This book chronicles the important role of Ireland’s seabourne military forces in the Civil War and in the Emergency and explains the rebirth of the Irish Naval Service in the past two decades. Ever since the Boreal Seas rose sufficiently to form the islands of Ireland and Britain some 8000 years ago, both have been dependant on water transport for their being. Their history has been formed by the sea from the days of the later Stone Age cultures to the present. In this century there have been so many changes to the approach of the Irish to the sea that Aidan McIvor’s book is both timely and necessary. Much has been written about the manifold problems of Ireland and many books deal with her extraordinary history. But this is a book in a different category. Based on a great deal of research, it is the tale of the maritime country which, since the Anglo-Irish Treaty of 1921, has consistently turned her back to the sea unless unusual events have caused a temporary change of heart.
Table of Contents
- Irish Maritime Traditions
- Early Beginnings, 1921-39
- The Emergency, 1939-45
- The Naval Service, 1945-70
- The Naval Service, 1970-90
- The Irish Naval Service Today
- The 1990s and Beyond
About the Author
Aidan McIvor was born in Enniskillen, Co. Fermanagh, in 1962. He attended St. Malachy’s College, Belfast, and is a graduate of the University College of Wales, Aberystwth and the London School of Economics.
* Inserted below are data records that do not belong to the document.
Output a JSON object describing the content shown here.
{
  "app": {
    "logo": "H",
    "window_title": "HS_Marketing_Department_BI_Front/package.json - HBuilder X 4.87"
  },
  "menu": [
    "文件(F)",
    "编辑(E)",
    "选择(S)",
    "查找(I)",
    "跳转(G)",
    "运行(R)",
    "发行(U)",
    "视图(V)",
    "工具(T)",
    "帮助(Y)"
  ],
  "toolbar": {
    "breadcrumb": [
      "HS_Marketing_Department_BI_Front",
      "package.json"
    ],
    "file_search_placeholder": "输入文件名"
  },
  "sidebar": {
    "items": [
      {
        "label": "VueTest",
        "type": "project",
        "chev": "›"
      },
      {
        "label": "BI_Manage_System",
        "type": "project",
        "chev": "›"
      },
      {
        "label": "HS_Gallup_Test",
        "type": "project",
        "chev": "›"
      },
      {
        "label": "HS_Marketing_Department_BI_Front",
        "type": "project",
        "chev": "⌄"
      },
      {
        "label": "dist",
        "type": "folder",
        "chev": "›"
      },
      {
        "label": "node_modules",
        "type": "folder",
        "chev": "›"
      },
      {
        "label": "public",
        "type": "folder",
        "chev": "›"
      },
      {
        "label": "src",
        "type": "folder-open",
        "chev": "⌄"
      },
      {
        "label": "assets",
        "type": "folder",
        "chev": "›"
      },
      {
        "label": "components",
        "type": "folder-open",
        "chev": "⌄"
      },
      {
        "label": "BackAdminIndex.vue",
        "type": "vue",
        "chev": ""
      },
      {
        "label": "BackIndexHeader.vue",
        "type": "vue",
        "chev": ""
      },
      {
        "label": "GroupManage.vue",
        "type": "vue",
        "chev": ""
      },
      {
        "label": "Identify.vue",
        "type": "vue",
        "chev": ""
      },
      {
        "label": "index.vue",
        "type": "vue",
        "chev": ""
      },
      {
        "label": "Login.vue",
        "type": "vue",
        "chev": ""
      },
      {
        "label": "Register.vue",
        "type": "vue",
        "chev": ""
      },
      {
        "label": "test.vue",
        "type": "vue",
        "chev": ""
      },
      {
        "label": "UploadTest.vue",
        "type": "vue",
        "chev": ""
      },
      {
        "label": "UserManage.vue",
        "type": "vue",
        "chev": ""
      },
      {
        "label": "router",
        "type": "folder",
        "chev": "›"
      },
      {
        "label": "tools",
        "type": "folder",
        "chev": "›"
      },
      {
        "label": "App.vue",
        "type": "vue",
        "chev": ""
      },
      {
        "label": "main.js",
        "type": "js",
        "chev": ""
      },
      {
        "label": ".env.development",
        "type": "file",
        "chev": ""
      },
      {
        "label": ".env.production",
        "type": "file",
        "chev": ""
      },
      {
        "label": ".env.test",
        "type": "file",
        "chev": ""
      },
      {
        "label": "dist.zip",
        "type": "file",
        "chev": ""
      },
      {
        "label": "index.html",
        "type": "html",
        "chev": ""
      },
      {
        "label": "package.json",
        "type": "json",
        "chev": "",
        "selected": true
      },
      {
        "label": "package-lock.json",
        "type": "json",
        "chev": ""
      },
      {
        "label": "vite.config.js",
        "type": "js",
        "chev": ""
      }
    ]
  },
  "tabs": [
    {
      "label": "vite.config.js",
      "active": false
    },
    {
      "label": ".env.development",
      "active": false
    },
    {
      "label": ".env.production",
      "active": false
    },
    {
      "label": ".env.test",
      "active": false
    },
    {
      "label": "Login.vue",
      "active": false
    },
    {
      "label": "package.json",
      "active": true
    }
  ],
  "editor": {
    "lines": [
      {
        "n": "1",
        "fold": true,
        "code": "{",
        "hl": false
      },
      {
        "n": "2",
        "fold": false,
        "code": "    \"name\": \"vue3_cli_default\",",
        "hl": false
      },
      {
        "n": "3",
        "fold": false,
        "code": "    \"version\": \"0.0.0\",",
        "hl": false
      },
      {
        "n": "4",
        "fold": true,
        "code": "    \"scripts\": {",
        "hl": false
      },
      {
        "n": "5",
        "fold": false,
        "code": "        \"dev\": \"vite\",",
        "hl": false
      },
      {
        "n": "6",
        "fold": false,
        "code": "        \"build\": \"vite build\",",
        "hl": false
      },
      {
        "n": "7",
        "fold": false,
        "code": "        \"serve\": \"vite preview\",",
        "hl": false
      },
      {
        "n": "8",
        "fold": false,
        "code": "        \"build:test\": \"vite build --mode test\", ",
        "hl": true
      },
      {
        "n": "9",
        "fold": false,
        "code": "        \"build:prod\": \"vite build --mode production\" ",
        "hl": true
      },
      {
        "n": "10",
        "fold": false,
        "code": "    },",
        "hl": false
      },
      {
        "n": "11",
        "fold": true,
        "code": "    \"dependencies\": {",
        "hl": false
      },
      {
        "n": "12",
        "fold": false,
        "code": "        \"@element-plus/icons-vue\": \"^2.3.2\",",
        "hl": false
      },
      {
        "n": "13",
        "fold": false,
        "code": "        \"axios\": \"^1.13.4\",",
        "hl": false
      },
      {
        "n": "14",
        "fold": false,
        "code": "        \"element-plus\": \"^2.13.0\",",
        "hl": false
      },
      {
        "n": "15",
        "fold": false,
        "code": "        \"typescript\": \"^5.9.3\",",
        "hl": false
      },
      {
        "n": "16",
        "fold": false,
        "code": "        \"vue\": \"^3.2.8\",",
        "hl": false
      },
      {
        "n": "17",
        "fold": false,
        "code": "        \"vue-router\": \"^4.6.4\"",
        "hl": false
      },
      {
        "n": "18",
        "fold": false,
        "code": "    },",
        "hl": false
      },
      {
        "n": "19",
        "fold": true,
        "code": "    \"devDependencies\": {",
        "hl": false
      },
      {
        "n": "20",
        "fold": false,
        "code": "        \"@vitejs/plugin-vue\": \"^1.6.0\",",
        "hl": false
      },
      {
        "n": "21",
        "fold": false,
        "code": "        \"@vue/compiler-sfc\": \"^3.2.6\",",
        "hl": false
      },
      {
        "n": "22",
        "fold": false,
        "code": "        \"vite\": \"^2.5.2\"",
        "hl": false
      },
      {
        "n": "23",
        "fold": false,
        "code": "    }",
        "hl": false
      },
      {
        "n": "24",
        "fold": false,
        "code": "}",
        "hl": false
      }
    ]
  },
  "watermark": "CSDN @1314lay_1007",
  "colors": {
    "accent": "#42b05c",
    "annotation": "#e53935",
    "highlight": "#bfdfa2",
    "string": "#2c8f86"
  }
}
Since the early 1980s he has worked and travelled widely throughout Eastern Europe and the Middle East.